A prototype hybrid wheel loader from Volvo Construction Equipment is promising up to a 50 per cent improvement in fuel efficiency.
On July 12, Volvo released six months of field test results for its LX1, a hybrid electric wheel loader.
In California, Waste Management conducted hundreds of hours of real-world testing on the machine. As well, CALSTART was recruited to conduct emissions testing of the machine. To assit with development, the California Energy Commission provided more than $1.8 million in funding for the LX1 project.
At the Redwood Landfill and Recycling Center, the LX1 recorded average fuel efficiency improvements of 50 per cent. As well, the wheel loader reduced fuel consumption and greenhouse gas emissions by 35 per cent.
In a similar manner, the wheel loader was used at the Moreno Valley Transfer Station. There, the LX1 achieved an average fuel efficiency improvement of about 45 per cent. Initially, Volvo had set a fuel efficiency improvement target of 35 per cent.
“Although we’d already seen the LX1 reach up to a 50 per cent improvement in fuel efficiency in our internal tests, every application and operator are different,” said Scott Young, Volvo’s director of electromobility. “Because of this, we were aiming for a 35 per cent improvement in fuel efficiency in this project. We are happy to say that we’ve significantly exceeded this figure. And we’ve achieved similar results to those recorded at our test site in Sweden.”

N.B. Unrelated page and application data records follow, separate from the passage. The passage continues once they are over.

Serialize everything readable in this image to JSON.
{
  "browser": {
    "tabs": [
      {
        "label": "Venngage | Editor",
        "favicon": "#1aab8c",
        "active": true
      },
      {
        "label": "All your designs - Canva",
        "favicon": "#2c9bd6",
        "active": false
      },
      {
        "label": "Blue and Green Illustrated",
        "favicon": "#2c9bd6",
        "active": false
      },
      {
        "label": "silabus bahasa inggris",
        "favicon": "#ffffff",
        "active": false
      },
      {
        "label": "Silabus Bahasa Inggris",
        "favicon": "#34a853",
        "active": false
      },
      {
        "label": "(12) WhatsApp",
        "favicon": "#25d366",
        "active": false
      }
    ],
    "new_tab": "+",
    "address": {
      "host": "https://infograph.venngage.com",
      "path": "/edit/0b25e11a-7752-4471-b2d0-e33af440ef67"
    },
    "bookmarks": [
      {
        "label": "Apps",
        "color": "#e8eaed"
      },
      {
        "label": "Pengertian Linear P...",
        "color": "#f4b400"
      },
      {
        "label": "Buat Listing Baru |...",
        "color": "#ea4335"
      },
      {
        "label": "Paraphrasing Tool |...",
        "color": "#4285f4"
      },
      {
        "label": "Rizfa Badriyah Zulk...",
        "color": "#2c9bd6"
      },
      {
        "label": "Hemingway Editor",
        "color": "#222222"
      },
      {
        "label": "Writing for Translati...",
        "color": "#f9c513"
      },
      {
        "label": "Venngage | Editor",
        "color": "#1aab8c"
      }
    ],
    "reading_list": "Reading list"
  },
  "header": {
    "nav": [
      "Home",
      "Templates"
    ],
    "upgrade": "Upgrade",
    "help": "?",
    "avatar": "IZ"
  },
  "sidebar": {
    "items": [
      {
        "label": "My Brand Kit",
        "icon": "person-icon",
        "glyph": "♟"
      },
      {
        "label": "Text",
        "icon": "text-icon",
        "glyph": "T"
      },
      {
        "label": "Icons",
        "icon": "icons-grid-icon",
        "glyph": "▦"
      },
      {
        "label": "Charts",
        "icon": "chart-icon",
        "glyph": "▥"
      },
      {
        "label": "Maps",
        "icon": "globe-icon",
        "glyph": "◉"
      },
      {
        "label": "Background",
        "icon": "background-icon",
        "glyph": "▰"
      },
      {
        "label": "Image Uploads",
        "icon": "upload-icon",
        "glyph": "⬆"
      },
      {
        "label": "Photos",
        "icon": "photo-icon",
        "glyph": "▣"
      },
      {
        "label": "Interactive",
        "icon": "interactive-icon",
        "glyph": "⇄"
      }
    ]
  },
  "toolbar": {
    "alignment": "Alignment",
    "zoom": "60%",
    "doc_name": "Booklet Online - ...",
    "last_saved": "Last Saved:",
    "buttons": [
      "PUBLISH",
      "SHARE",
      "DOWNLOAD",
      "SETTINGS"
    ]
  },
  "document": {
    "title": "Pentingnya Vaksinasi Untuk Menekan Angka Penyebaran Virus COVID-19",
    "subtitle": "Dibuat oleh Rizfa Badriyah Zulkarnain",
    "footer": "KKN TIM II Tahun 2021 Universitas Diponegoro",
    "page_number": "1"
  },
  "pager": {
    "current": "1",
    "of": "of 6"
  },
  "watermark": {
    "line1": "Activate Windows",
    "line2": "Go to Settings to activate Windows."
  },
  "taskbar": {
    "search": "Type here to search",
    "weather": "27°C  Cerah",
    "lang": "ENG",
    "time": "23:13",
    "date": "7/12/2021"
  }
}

Waste Management is North America’s largest environmental services and recycling company. It operates one of the largest fleets of Volvo CE equipment in the world. Before testing the LX1, the company ran a conventional machine at both sites to gather baseline data.
“Three experienced operators from Waste Management, who were trained and supported by Volvo CE engineers, carried out their daily work with the LX1 and provided us with valuable feedback,” Young said. “Their response was positive. They liked the dramatic reduction in noise, improved visibility over the rear of the machine, ease of operation and powerful hydraulics.”
Furthermore, the operators also provided Volvo with possible improvements to consider for the wheel loader. Comparatively, their feedback includes improving functions like traction control as well as gear shifting.
“The machine will be shipped back to Sweden for updates and tuning based on what we learned,” young said. “At this stage, the LX1 is still part of a development project and it is not commercially available.”
Demand for efficiency
In addition, the LX1 incorporates electric drive motors mounted at the wheels, electric driven hydraulics, a battery energy storage system, a significantly smaller diesel engine and new machine architecture. This combination enables substantial gain in fuel efficiency. As well as improvement in fuel efficiency and reduction in emissions, the LX1 also offers reduced noise pollution compared to conventional wheel loaders. Volvo claims the prototype, which has 98 per cent new parts and a fundamentally new machine design, is capable of doing the work of a wheel loader that’s one size larger.
“Volvo CE has long-term plans to develop products and services for electromobility, including electric hybrids and electric sites,” Young said. “Our customers want improved efficiency now.”
Meeting the demand for efficiency requires a balance in technology development activities, Young notes.
“Therefore, we are also optimizing more conventional technologies and soft offers which will compete with hybrid technology,” He said. “Before we launch a machine like the LX1, you can expect to see elements of this design incorporated into our products.”